Record set>
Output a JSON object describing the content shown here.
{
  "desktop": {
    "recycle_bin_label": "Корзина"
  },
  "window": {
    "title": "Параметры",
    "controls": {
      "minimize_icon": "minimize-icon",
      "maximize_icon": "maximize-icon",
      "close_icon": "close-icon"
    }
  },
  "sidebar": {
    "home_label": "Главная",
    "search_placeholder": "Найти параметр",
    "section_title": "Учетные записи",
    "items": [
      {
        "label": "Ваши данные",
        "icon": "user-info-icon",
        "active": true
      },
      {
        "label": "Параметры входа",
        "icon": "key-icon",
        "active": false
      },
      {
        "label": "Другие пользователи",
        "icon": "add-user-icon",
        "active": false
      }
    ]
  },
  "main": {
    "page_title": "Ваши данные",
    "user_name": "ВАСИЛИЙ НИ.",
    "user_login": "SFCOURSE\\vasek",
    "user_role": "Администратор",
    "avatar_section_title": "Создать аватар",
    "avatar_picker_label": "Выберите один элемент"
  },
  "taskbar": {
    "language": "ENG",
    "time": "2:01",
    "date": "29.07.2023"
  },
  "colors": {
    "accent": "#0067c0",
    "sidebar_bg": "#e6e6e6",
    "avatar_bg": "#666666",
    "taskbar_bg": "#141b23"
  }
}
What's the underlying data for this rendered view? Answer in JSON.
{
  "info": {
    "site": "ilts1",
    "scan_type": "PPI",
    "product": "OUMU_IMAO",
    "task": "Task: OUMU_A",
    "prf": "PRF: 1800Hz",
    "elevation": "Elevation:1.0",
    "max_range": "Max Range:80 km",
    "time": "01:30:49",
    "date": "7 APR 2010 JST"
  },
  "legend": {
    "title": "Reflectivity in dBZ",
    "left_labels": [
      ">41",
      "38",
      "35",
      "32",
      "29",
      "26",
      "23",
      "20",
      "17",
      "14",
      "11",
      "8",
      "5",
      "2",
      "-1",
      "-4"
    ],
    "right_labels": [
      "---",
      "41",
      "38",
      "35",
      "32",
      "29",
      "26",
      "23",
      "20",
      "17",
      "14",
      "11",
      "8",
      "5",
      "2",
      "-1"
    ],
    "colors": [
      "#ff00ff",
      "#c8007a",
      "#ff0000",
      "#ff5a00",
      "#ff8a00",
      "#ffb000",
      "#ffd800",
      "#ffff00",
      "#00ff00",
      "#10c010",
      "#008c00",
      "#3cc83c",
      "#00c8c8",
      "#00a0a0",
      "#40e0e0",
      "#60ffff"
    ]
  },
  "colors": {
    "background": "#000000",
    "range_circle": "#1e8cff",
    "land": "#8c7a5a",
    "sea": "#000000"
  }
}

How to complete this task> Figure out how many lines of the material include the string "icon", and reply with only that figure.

Exercise response> 6